Task goal:
Go through the records and restate them word for word, omitting images.

_____

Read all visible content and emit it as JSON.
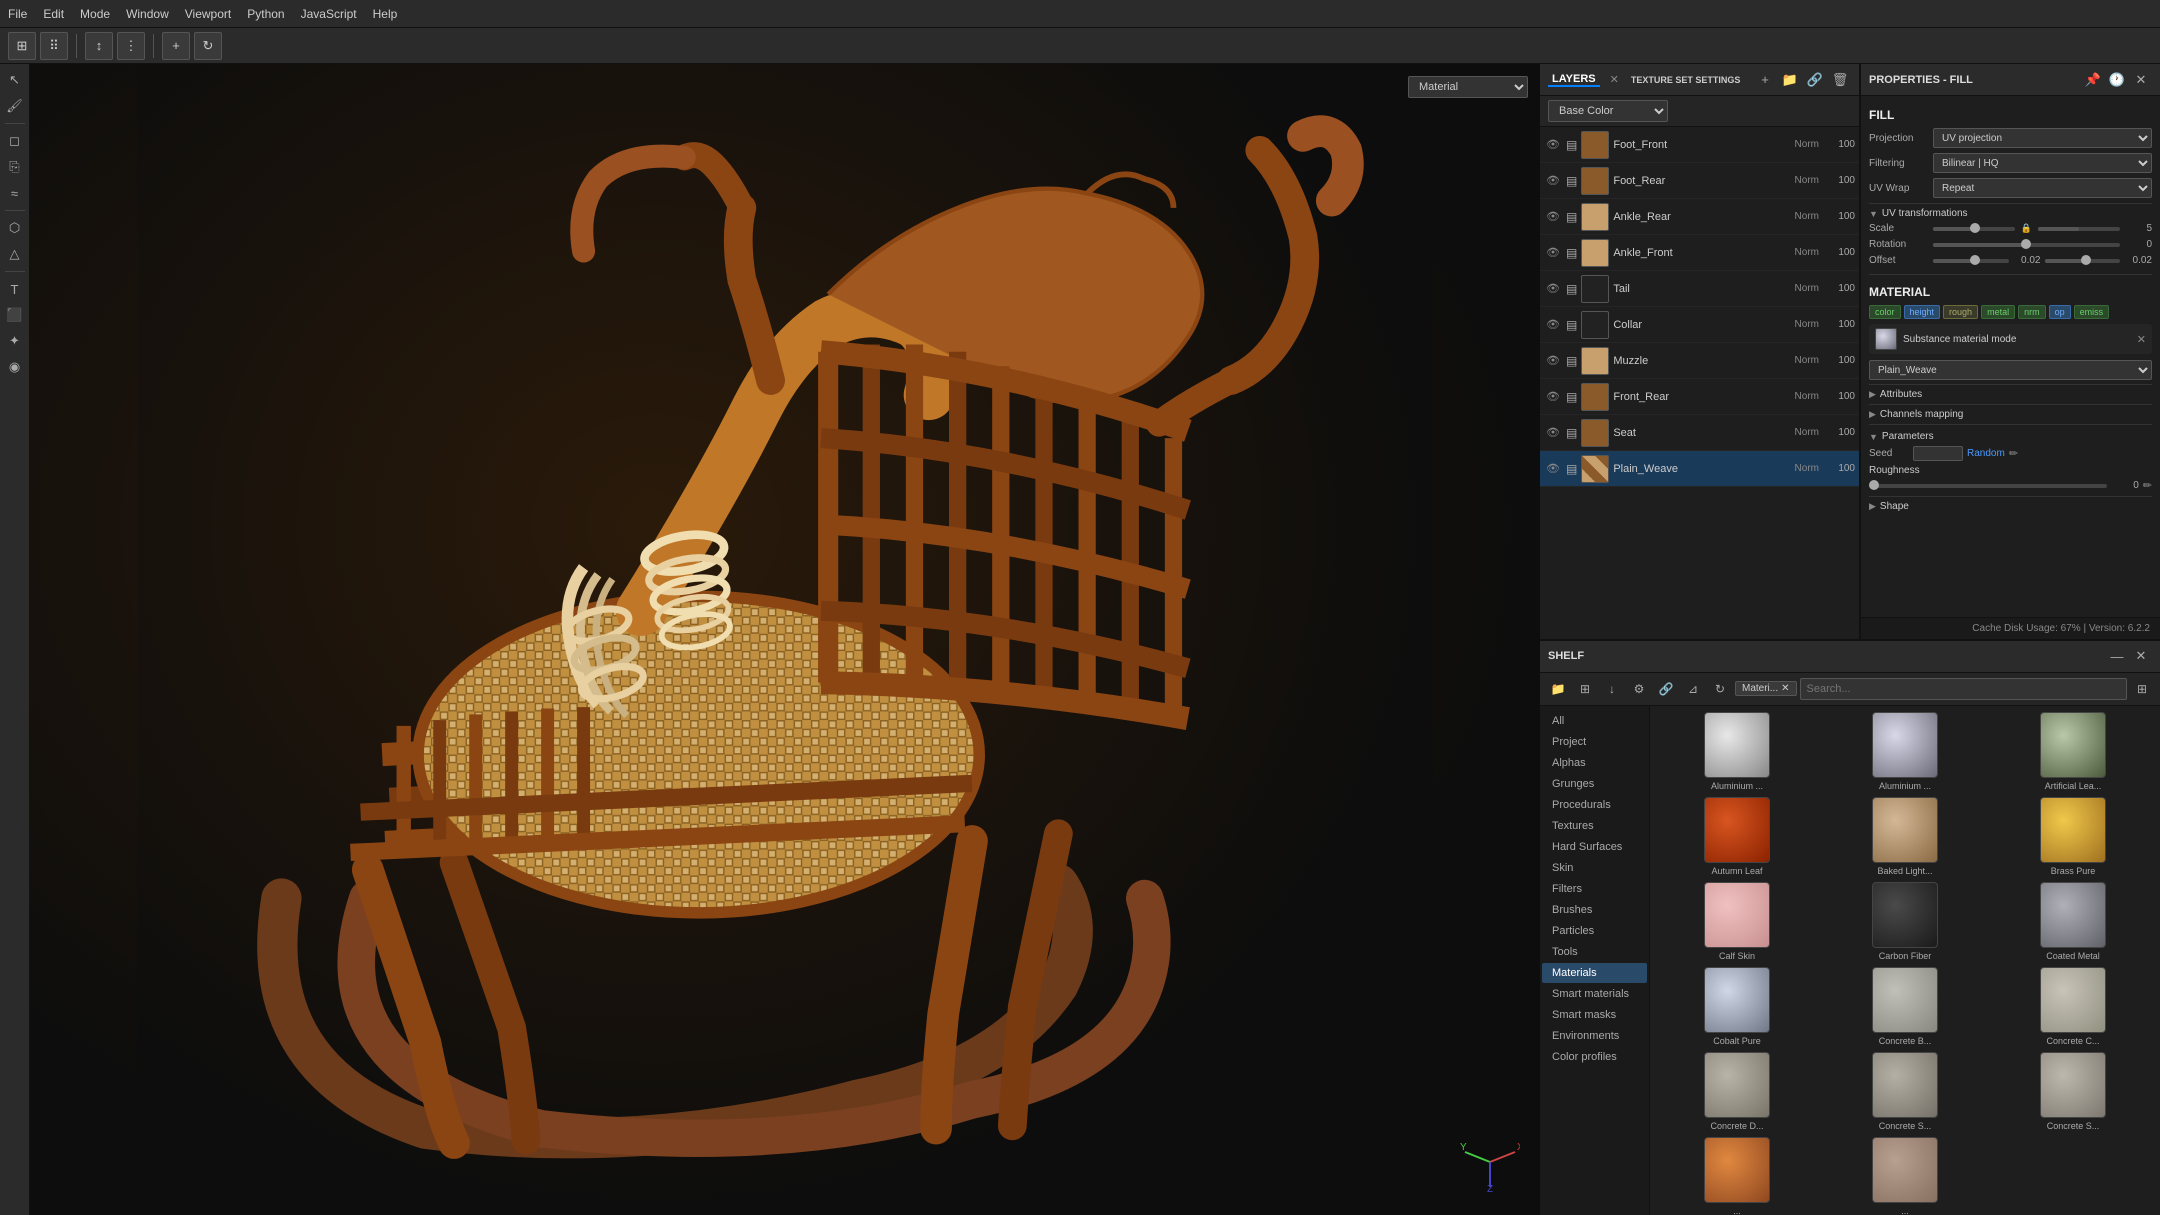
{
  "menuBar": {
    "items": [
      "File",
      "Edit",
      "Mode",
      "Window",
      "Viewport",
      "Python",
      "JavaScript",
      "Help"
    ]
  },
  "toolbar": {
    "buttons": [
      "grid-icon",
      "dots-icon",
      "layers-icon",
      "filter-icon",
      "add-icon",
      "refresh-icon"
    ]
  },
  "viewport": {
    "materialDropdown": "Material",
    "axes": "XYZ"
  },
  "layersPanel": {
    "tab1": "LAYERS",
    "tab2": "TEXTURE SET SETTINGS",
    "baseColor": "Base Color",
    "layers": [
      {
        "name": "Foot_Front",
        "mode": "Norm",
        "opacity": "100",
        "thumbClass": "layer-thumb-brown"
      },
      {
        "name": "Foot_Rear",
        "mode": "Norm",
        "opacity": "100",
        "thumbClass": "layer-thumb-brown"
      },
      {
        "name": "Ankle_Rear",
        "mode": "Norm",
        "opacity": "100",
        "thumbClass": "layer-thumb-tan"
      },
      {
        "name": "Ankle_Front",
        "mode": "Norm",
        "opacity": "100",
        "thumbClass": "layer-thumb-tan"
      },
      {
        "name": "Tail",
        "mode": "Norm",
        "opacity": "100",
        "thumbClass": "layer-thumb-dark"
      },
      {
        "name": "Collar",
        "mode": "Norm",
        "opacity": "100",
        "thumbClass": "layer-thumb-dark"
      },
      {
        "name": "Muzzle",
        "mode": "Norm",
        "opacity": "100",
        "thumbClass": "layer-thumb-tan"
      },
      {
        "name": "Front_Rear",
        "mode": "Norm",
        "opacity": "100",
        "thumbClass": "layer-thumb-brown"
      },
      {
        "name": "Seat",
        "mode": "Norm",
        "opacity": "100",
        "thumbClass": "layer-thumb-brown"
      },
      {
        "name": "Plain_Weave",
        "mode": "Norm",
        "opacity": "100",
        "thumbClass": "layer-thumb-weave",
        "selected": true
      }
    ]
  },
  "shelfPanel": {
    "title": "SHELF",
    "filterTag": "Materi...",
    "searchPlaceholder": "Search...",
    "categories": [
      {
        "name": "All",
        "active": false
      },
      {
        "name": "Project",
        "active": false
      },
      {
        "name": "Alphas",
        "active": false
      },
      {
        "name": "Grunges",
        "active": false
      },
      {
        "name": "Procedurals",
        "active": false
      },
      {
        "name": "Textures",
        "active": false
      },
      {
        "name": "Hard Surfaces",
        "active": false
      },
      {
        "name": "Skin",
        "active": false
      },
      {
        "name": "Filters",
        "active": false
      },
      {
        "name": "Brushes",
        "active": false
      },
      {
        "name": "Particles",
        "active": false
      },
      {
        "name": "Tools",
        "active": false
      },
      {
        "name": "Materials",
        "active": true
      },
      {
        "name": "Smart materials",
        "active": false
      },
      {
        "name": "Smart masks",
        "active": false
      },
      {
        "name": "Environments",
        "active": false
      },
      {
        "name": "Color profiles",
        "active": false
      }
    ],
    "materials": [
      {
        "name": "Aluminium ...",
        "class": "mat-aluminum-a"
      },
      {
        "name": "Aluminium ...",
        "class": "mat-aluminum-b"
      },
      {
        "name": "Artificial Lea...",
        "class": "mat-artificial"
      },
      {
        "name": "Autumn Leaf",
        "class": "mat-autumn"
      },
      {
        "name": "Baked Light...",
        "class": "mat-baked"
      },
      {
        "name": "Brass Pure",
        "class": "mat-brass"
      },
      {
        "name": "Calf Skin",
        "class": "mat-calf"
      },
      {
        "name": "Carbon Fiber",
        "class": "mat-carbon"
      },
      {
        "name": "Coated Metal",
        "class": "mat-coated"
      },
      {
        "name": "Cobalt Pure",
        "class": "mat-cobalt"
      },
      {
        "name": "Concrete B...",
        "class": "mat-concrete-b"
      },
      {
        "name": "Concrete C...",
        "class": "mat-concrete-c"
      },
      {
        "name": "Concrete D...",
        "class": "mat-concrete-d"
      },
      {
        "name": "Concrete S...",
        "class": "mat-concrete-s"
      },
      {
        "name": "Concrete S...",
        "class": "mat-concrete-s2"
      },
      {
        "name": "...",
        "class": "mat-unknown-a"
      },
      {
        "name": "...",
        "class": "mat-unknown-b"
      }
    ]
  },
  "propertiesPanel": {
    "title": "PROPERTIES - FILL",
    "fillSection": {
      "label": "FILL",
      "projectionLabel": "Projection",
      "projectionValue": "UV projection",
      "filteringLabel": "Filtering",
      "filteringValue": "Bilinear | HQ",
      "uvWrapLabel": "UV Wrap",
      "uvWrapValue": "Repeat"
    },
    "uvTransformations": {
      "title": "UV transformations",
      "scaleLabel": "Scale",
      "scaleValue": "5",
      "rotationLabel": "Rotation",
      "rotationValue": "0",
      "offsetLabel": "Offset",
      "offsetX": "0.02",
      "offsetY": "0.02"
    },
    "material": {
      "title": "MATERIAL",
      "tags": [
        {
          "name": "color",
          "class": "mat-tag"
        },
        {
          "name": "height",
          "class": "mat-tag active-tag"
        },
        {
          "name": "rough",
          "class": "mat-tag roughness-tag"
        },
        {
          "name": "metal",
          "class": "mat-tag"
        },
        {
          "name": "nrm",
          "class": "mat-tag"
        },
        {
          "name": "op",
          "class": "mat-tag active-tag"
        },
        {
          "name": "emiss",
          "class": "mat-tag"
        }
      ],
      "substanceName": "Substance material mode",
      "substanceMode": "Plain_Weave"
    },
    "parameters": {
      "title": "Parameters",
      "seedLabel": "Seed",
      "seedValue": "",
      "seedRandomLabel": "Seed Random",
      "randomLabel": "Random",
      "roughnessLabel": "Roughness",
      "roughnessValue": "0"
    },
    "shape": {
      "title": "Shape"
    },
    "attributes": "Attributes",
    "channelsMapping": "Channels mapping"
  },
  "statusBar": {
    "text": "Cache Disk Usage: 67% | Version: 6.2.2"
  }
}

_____

Expected answer:
Read all visible content and emit it as JSON.
{
  "menuBar": {
    "items": [
      "File",
      "Edit",
      "Mode",
      "Window",
      "Viewport",
      "Python",
      "JavaScript",
      "Help"
    ]
  },
  "toolbar": {
    "buttons": [
      "grid-icon",
      "dots-icon",
      "layers-icon",
      "filter-icon",
      "add-icon",
      "refresh-icon"
    ]
  },
  "viewport": {
    "materialDropdown": "Material",
    "axes": "XYZ"
  },
  "layersPanel": {
    "tab1": "LAYERS",
    "tab2": "TEXTURE SET SETTINGS",
    "baseColor": "Base Color",
    "layers": [
      {
        "name": "Foot_Front",
        "mode": "Norm",
        "opacity": "100",
        "thumbClass": "layer-thumb-brown"
      },
      {
        "name": "Foot_Rear",
        "mode": "Norm",
        "opacity": "100",
        "thumbClass": "layer-thumb-brown"
      },
      {
        "name": "Ankle_Rear",
        "mode": "Norm",
        "opacity": "100",
        "thumbClass": "layer-thumb-tan"
      },
      {
        "name": "Ankle_Front",
        "mode": "Norm",
        "opacity": "100",
        "thumbClass": "layer-thumb-tan"
      },
      {
        "name": "Tail",
        "mode": "Norm",
        "opacity": "100",
        "thumbClass": "layer-thumb-dark"
      },
      {
        "name": "Collar",
        "mode": "Norm",
        "opacity": "100",
        "thumbClass": "layer-thumb-dark"
      },
      {
        "name": "Muzzle",
        "mode": "Norm",
        "opacity": "100",
        "thumbClass": "layer-thumb-tan"
      },
      {
        "name": "Front_Rear",
        "mode": "Norm",
        "opacity": "100",
        "thumbClass": "layer-thumb-brown"
      },
      {
        "name": "Seat",
        "mode": "Norm",
        "opacity": "100",
        "thumbClass": "layer-thumb-brown"
      },
      {
        "name": "Plain_Weave",
        "mode": "Norm",
        "opacity": "100",
        "thumbClass": "layer-thumb-weave",
        "selected": true
      }
    ]
  },
  "shelfPanel": {
    "title": "SHELF",
    "filterTag": "Materi...",
    "searchPlaceholder": "Search...",
    "categories": [
      {
        "name": "All",
        "active": false
      },
      {
        "name": "Project",
        "active": false
      },
      {
        "name": "Alphas",
        "active": false
      },
      {
        "name": "Grunges",
        "active": false
      },
      {
        "name": "Procedurals",
        "active": false
      },
      {
        "name": "Textures",
        "active": false
      },
      {
        "name": "Hard Surfaces",
        "active": false
      },
      {
        "name": "Skin",
        "active": false
      },
      {
        "name": "Filters",
        "active": false
      },
      {
        "name": "Brushes",
        "active": false
      },
      {
        "name": "Particles",
        "active": false
      },
      {
        "name": "Tools",
        "active": false
      },
      {
        "name": "Materials",
        "active": true
      },
      {
        "name": "Smart materials",
        "active": false
      },
      {
        "name": "Smart masks",
        "active": false
      },
      {
        "name": "Environments",
        "active": false
      },
      {
        "name": "Color profiles",
        "active": false
      }
    ],
    "materials": [
      {
        "name": "Aluminium ...",
        "class": "mat-aluminum-a"
      },
      {
        "name": "Aluminium ...",
        "class": "mat-aluminum-b"
      },
      {
        "name": "Artificial Lea...",
        "class": "mat-artificial"
      },
      {
        "name": "Autumn Leaf",
        "class": "mat-autumn"
      },
      {
        "name": "Baked Light...",
        "class": "mat-baked"
      },
      {
        "name": "Brass Pure",
        "class": "mat-brass"
      },
      {
        "name": "Calf Skin",
        "class": "mat-calf"
      },
      {
        "name": "Carbon Fiber",
        "class": "mat-carbon"
      },
      {
        "name": "Coated Metal",
        "class": "mat-coated"
      },
      {
        "name": "Cobalt Pure",
        "class": "mat-cobalt"
      },
      {
        "name": "Concrete B...",
        "class": "mat-concrete-b"
      },
      {
        "name": "Concrete C...",
        "class": "mat-concrete-c"
      },
      {
        "name": "Concrete D...",
        "class": "mat-concrete-d"
      },
      {
        "name": "Concrete S...",
        "class": "mat-concrete-s"
      },
      {
        "name": "Concrete S...",
        "class": "mat-concrete-s2"
      },
      {
        "name": "...",
        "class": "mat-unknown-a"
      },
      {
        "name": "...",
        "class": "mat-unknown-b"
      }
    ]
  },
  "propertiesPanel": {
    "title": "PROPERTIES - FILL",
    "fillSection": {
      "label": "FILL",
      "projectionLabel": "Projection",
      "projectionValue": "UV projection",
      "filteringLabel": "Filtering",
      "filteringValue": "Bilinear | HQ",
      "uvWrapLabel": "UV Wrap",
      "uvWrapValue": "Repeat"
    },
    "uvTransformations": {
      "title": "UV transformations",
      "scaleLabel": "Scale",
      "scaleValue": "5",
      "rotationLabel": "Rotation",
      "rotationValue": "0",
      "offsetLabel": "Offset",
      "offsetX": "0.02",
      "offsetY": "0.02"
    },
    "material": {
      "title": "MATERIAL",
      "tags": [
        {
          "name": "color",
          "class": "mat-tag"
        },
        {
          "name": "height",
          "class": "mat-tag active-tag"
        },
        {
          "name": "rough",
          "class": "mat-tag roughness-tag"
        },
        {
          "name": "metal",
          "class": "mat-tag"
        },
        {
          "name": "nrm",
          "class": "mat-tag"
        },
        {
          "name": "op",
          "class": "mat-tag active-tag"
        },
        {
          "name": "emiss",
          "class": "mat-tag"
        }
      ],
      "substanceName": "Substance material mode",
      "substanceMode": "Plain_Weave"
    },
    "parameters": {
      "title": "Parameters",
      "seedLabel": "Seed",
      "seedValue": "",
      "seedRandomLabel": "Seed Random",
      "randomLabel": "Random",
      "roughnessLabel": "Roughness",
      "roughnessValue": "0"
    },
    "shape": {
      "title": "Shape"
    },
    "attributes": "Attributes",
    "channelsMapping": "Channels mapping"
  },
  "statusBar": {
    "text": "Cache Disk Usage: 67% | Version: 6.2.2"
  }
}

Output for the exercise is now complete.